Memory isn't deallocated - ActiveX control (.NET/C#) used in an MFC application

Anders Olsson 1 Reputation point
2020-10-02T11:08:02.587+00:00

I have a memory problem with a COM/OLE/ActiveX component. But I don't know more than the basics of ActiveX... I'm reaching out to the ActiveX experts here - I'd be VERY grateful for some help!!

I'm doing some maintenance on an old MFC project (a Win32 application) for a customer. The application uses a large ActiveX control - developed in .NET/C# by another group. The control is displayed in container windows (CFormView). Let's say that the Win32 application uses about 10MB and the .NET control 100MB:

1) I start the Win32 application - the process uses 10MB
2) I start a container window with the ActiveX control - the process uses 110MB
3) The container and its ActiveX control is closed/deleted - the process uses 110MB
4) I start a new container with the ActiveX control - the process uses 210MB

The memory isn't freed when the container window and its control is deleted. Perhaps the control is still running. After a couple of iterations, the memory consumption gets out of hand.

The ActiveX control is displayed using an ordinary CWnd object. When the container has been created, the control is created with a call to CWnd::CreateControl(). The application calls methods with CWnd::InvokeHelper(), and events from the control is handled via an event sink map. This works/appears-to-work fine. The applications does not import the TLB file. It creates the control based on it's registered name (linked to the control's DLL), and it uses IDispatch::GetIDsOfNames() to get the dispid of the methods to invoke.

The control has no "persistence"; we want it to deallocate completely when the dialog is closed. There can be two container windows with the control open simultaneously - the controls should not interfere with each other.

There is no code specifically deactivating/closing ActiveX. The CWnd object gets deleted before destroying/deleting the container. That is usually enough for other types of controls (e.g. a CEdit or a CComboBox); the class destructor destroys the window and deallocates all resources.

There is a lot of documentation about ActiveX, but it's quite confusing if you aren't an expert... Aren't deleting the CWnd object enough to stop the ActiveX control from running and deallocate everything? Should we call some other method before deleting the CWnd object?

Or could this be some error in the ActiveX control - what should I tell the .NET developers? Could they have missed something?

An ideas? I could read and test for ten days without getting any wiser, alas... :-(

/Anders from Sweden

Windows API - Win32
Windows API - Win32
A core set of Windows application programming interfaces (APIs) for desktop and server applications. Previously known as Win32 API.
2,358 questions
C++
C++
A high-level, general-purpose programming language, created as an extension of the C programming language, that has object-oriented, generic, and functional features in addition to facilities for low-level memory manipulation.
3,451 questions
{count} votes

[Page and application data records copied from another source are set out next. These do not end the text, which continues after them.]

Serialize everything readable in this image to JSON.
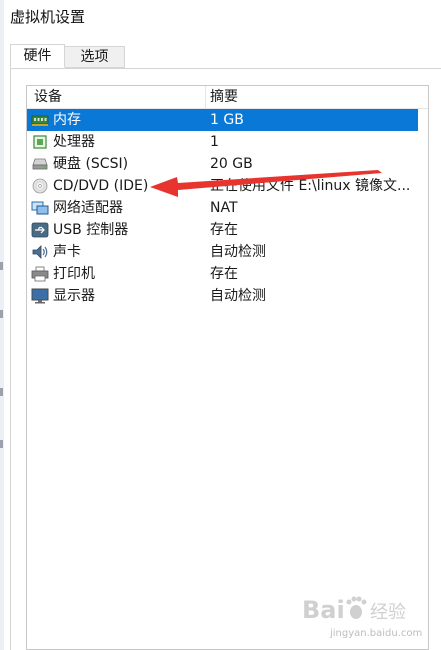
{
  "window": {
    "title": "虚拟机设置"
  },
  "tabs": [
    {
      "label": "硬件",
      "active": true
    },
    {
      "label": "选项",
      "active": false
    }
  ],
  "device_list": {
    "columns": {
      "device": "设备",
      "summary": "摘要"
    },
    "rows": [
      {
        "icon": "memory-icon",
        "device": "内存",
        "summary": "1 GB",
        "selected": true
      },
      {
        "icon": "processor-icon",
        "device": "处理器",
        "summary": "1",
        "selected": false
      },
      {
        "icon": "hard-disk-icon",
        "device": "硬盘 (SCSI)",
        "summary": "20 GB",
        "selected": false
      },
      {
        "icon": "cd-dvd-icon",
        "device": "CD/DVD (IDE)",
        "summary": "正在使用文件 E:\\linux 镜像文...",
        "selected": false
      },
      {
        "icon": "network-adapter-icon",
        "device": "网络适配器",
        "summary": "NAT",
        "selected": false
      },
      {
        "icon": "usb-controller-icon",
        "device": "USB 控制器",
        "summary": "存在",
        "selected": false
      },
      {
        "icon": "sound-card-icon",
        "device": "声卡",
        "summary": "自动检测",
        "selected": false
      },
      {
        "icon": "printer-icon",
        "device": "打印机",
        "summary": "存在",
        "selected": false
      },
      {
        "icon": "display-icon",
        "device": "显示器",
        "summary": "自动检测",
        "selected": false
      }
    ]
  },
  "colors": {
    "selection": "#0a78d7",
    "annotation_arrow": "#e8342f"
  },
  "watermark": {
    "brand": "Bai 经验",
    "url": "jingyan.baidu.com"
  }
}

1 answer

Sort by: Most helpful
  1. RLWA32 38,956 Reputation points
    2020-10-05T01:12:55.05+00:00

    Its probable that you are seeing the effect of the non-deterministic memory management used by the CLR for managed code.

    I started with the C# ActiveX control sample from MSDN Code Gallery (CSActiveX). After Visual Studio updated the project I modified the CSActiveX class so that it used about 100 MB of memory on the managed heap. To accomplish this I had the class allocate and initialize an array of integers.

    Then I used the MFC New Application template to create an MDI application with CFormView as the base class for the application's view class. The CSActiveX control was created in the Form using CWnd::CreateControl.

    What I noticed was that opening a MDI child window containing the ActiveX control caused the application's memory consumption to increase by approximately 100 MB as viewed in Task Manager. Opening numerous MDI child windows resulted in memory usage of about 1 GB. Closing all MDI child windows did not reduce the memory usage per Task Manager. However, after all MDI child windows had been closed, opening new windows seemed to trigger garbage collection and the applications memory usage dropped sharply.

    For example, MFC application with multiple windows and Task Manager memory usage -
    29949-mfcax-before.png

    30024-tm-before.png

    And now after closing all open MDI child windows and then reopening one child -
    30013-mfcax-after.png

    29909-tm-after.png

    0 comments No comments